Saturday, August 21, 2010

The two sides of India very few know of…

An excellent piece about the Maoist insurgency in India in Foreign Policy magazine. It is a story of neglect of market forces to honor indigenous people’s rights and livelihoods, the state’s incapacity to realize this, and the capitalization on anger (due to poverty, lack of justice, and political disenfranchisement) of frustrated people by the Maoists in their bloody insurgency against the central government. Nepal endured this situation for ten bloody years between 1996 and 2006.

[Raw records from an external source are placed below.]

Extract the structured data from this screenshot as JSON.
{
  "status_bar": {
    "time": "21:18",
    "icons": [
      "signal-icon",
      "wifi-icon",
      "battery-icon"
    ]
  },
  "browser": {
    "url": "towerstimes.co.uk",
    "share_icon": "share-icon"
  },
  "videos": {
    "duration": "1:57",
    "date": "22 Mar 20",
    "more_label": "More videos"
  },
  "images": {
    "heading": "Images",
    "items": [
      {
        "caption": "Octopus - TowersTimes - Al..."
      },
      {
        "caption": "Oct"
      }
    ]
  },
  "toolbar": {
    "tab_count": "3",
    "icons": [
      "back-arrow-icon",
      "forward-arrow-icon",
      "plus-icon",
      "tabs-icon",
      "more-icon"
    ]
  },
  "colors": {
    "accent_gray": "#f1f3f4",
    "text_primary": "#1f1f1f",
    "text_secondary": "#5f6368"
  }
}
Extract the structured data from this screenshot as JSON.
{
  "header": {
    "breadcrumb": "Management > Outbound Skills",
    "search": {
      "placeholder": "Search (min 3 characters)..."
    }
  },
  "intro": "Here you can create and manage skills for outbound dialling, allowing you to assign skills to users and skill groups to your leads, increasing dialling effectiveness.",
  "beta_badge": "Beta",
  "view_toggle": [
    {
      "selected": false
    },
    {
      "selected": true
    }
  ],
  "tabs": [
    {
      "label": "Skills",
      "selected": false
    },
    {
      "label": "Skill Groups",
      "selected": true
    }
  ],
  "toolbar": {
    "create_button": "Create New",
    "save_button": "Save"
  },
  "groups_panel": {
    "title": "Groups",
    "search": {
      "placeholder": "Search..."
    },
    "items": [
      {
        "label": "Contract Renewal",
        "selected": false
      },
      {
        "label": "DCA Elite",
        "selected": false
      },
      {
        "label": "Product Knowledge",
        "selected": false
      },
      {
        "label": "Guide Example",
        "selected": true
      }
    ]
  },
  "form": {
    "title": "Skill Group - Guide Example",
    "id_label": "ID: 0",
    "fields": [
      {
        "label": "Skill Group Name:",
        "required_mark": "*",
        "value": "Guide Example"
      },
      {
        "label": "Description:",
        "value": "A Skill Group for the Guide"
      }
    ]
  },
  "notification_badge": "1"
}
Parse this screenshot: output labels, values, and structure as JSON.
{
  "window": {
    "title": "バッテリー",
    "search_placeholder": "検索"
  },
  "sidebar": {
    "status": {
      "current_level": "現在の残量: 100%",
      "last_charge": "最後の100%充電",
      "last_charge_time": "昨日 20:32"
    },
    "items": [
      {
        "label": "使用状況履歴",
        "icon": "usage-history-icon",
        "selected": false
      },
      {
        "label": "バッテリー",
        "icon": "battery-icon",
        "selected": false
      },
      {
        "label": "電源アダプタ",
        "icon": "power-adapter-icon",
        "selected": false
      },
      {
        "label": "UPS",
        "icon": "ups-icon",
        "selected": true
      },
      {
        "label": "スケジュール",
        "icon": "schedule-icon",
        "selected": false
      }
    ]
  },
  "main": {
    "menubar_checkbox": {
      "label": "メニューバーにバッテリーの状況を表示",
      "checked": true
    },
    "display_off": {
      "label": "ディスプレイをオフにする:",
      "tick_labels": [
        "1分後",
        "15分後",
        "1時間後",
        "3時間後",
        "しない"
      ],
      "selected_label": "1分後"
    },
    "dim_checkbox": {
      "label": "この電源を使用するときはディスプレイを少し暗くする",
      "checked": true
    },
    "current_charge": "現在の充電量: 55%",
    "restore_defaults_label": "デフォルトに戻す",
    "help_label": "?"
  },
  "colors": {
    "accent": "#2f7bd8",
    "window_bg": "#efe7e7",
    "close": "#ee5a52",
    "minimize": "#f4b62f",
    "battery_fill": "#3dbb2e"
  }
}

[…]It wasn't supposed to be this way -- not in 21st-century India, a country 20 years into an experiment in rapid, technology-driven development, one of globalization's most celebrated success stories. In 1991, with India on the brink of bankruptcy, Singh -- then the country's finance minister -- pursued an ambitious slate of economic reforms, opening up the country to foreign investment, ending public monopolies, and encouraging India's bloated state-run firms to behave like real commercial ventures. Today, India's GDP is more than five times what it was in 1991. Its major cities are now home to an affluent professional class that commutes in new cars on freshly paved four-lane highways to jobs that didn't exist not so long ago.

But plenty of Indians have missed out. Economic liberalization has not even nudged the lives of the country's bottom 200 million people. India is now one of the most economically stratified societies on the planet; its judicial system remains byzantine, its political institutions corrupt, its public education and health-care infrastructure anemic. The percentage of people going hungry in India hasn't budged in 20 years, according to this year's U.N. Millennium Development Goals report. New Delhi, Mumbai, and Bangalore now boast gleaming glass-and-steel IT centers and huge engineering projects. But India's vast hinterland remains dirt poor -- nowhere more so than the mining region of India's eastern interior, the part of the country that produces the iron for the buildings and cars, the coal that keeps the lights on in faraway metropolises, and the exotic minerals that go into everything from wind turbines to electric cars to iPads.

If you were to lay a map of today's Maoist insurgency over a map of the mining activity powering India's boom, the two would line up almost perfectly. Ground zero for the rebellion lies in Chhattisgarh and Jharkhand, a pair of neighboring, mostly rural states some 750 miles southeast of New Delhi that are home to 46 million people spread out over an area a little smaller than Kansas. Urban elites in India envision them as something akin to Appalachia, with a landscape of rolling forested hills, coal mines, and crushing poverty; their undereducated residents are the frequent butt of jokes told in more fortunate corners of the country.

Revenues from mineral extraction in Chhattisgarh and Jharkhand topped $20 billion in 2008, and more than $1 trillion in proven reserves still sit in the ground. But this geological inheritance has been managed so disastrously that many locals -- uprooted, unemployed, and living in a toxic and dangerous environment, due to the mining operations -- have thrown in their lot with the Maoists. "It is better to die here fighting on our own land than merely survive on someone else's," Phul Kumari Devi told us when we visited her dusty mining village of Agarbi Basti in June. "If the Maoists come here, then we would ask their help to resist."

[…] But in our visits to the region and dozens of interviews there -- with miners and politicians, refugees and paramilitary leaders, cops and go-betweens for the guerrillas -- we found a far more complex reality. Mining companies have managed to double their production in the two states in the past decade, even as the conflict has escalated; the most unscrupulous among them have used the fog of war as a pretext for land grabs, leveling villages whose residents have fled the fighting. At the same time, the Maoists, for all their communist rhetoric, have become as much a business as anything else, one that will remain profitable as long as the country's mines continue to churn out the riches on which the Indian economy depends.

[…] In a sense, however, India has already lost this war. It has lost it gradually, over the last 20 years, by mistaking industrialization for development -- by thinking that it could launch its economy into the 21st century without modernizing its political structures and justice system along with it, or preventing the corruption that worsens the inequality that development aid from New Delhi is supposed to rectify. The government is sending in Army advisors and equipment -- for now, the war is being fought by the Indian equivalent of a national guard, not the Army proper -- and spending billions of dollars on infrastructure projects in the districts where the Maoists are strongest. But it hasn't addressed the concerns that drove the residents of Chhattisgarh and Jharkhand into the guerrillas' arms in the first place -- concerns that are often shockingly basic.